New Faculty of Law Instructor to develop program for Internationally Trained Lawyers
Project aims to improve access to justice, diversity in legal profession
Practicing professional instructor Tamra Alexander is not just here at Robson Hall to teach Wills and Succession and Commercial Law. Teaching and connecting with law students inspires her, but she is also tasked with a very important mission: to develop from the ground up, a program where newcomers to Manitoba and Canada who were trained as lawyers in other countries can re-train to resume their profession here in Canada.
Known as an Internationally Trained Lawyer program or ITL, the program will make it possible for newcomers to Manitoba who were lawyers in other countries to take the courses required by the Federation of Law Societies of Canada’s National Committee on Accreditation to get up to speed at the University of Manitoba. Until now, lawyers immigrating to Manitoba have not had access to a locally-organized resource or centre to help them find where and how to take the required courses in Canadian law to qualify to practice law in Manitoba. Alexander is helping to bring Manitoba up to speed with other provinces where such programs are available, so Manitoba-based internationally-trained lawyers don’t have to leave their new home to study elsewhere.
“I am very excited to be assisting with the development of a program at the University of Manitoba that will be designed to address many of the hurdles that internationally trained lawyers face when they arrive in Manitoba hoping to practise law,” said Alexander. “This project has given me a wonderful opportunity to reach out to and deepen the Faculty of Law’s strong connection with stakeholders in the legal community, including the Law Society of Manitoba, the Manitoba Bar Association and the Federation of Law Societies of Canada’s National Committee on Accreditation.”

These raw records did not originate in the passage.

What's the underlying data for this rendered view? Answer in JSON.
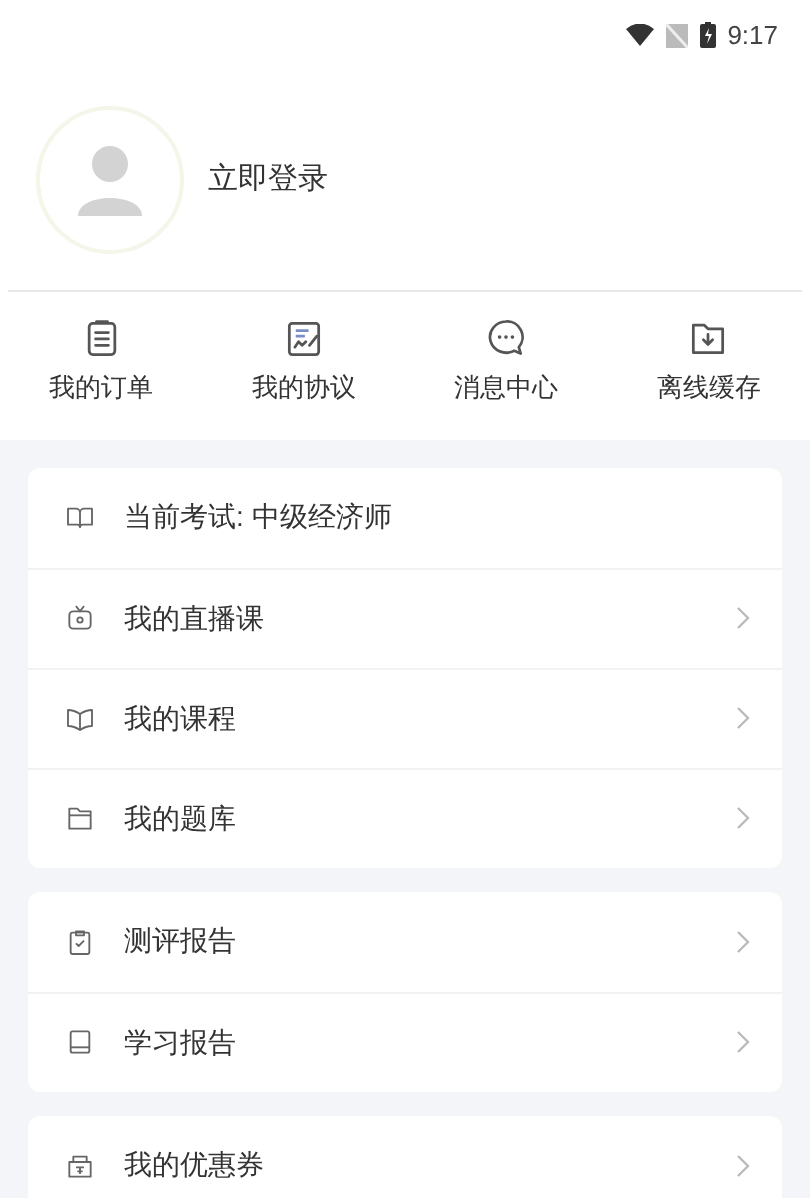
{
  "status_bar": {
    "time": "9:17"
  },
  "profile": {
    "login_label": "立即登录"
  },
  "shortcuts": [
    {
      "label": "我的订单"
    },
    {
      "label": "我的协议"
    },
    {
      "label": "消息中心"
    },
    {
      "label": "离线缓存"
    }
  ],
  "menu_groups": [
    {
      "items": [
        {
          "label": "当前考试: 中级经济师",
          "chevron": false
        },
        {
          "label": "我的直播课",
          "chevron": true
        },
        {
          "label": "我的课程",
          "chevron": true
        },
        {
          "label": "我的题库",
          "chevron": true
        }
      ]
    },
    {
      "items": [
        {
          "label": "测评报告",
          "chevron": true
        },
        {
          "label": "学习报告",
          "chevron": true
        }
      ]
    },
    {
      "items": [
        {
          "label": "我的优惠券",
          "chevron": true
        }
      ]
    }
  ]
}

Dr. Richard Jochelson, Dean of Law, explained why it is so important for UM to offer this training. “Addressing the challenges faced by internationally trained lawyers (ITLs) by proposing a new program is a reflection of our commitment to the principles of justice, inclusivity, and diversity,” he said. “This proposed program at Robson Hall represents a critical step towards making the legal profession more accessible, not only for ITLs but also for the diverse immigrant communities they serve. It aligns with the province’s commitment to fair registration practices and creates a clear pathway for ITLs, fostering connections within the legal profession, and ultimately, strengthening our pursuit of justice in Manitoba.”
By establishing a program that embodies transparency, fairness, and diversity, we not only empower ITLs but also advance the values of the UM Faculty of Law. We are confident that this program can have a lasting, positive impact on the legal landscape in our province.
– Richard Jochelson, Dean of Law
As part of her role, Alexander has started reaching out to local practicing professionals with international training.
“This project promises to have a positive impact not only for newly arrived internationally trained lawyers but also on the goals of improving access to justice in Manitoba, enriching program options at Robson Hall and enhancing access to and diversity within the legal profession,” she said.
Tamra Alexander came to Robson Hall from Algonquin College in Ontario where she was a professor in and coordinator of the Paralegal Graduate Certificate program. Prior to that, she lectured at the University of Ottawa and University of New Brunswick’s Faculties of Law. She had practised law at the global Canadian business law firm of Stikeman Elliott LLP for eight years during which time she was seconded to the Canadian International Trade Tribunal for eighteen months. She has practised law in both English and French and has practised primarily in the areas of international trade, competition and federal administrative law.
Alexander obtained a B.A. (Hons) with Distinction from the University of Toronto majoring in International Relations and Economics with a minor in French, which has served her throughout her legal career. Her law degree was also from the University of Toronto and she completed an LL.M. at McGill University with a thesis titled The Canadian International Trade Tribunal: Canada’s Emerging Trade Jurisprudence. While completing her LL.M., she worked as a research assistant to Judge R. St. J. Macdonald then of the European Court of Human Rights. She has continued to publish academically throughout her legal career, including most recently editing and contributing to Derek Fazakas’ text book Wills and Estates, Revised 5th edition (Emond, 2023), and editing Canadian Business Law, 4th edition (Emond, 2018 and 2023). She also recently contributed a chapter on “Privacy Rights and Cybersecurity” in Francis Syms & David Smith’s Cybersecurity in Canada: Operations, Investigations and Protection (Emond, 2023).
Away from work, Alexander has fostered dogs for Canadian Guide Dogs for the Blind, and has spent time regularly volunteering for humanitarian organizations.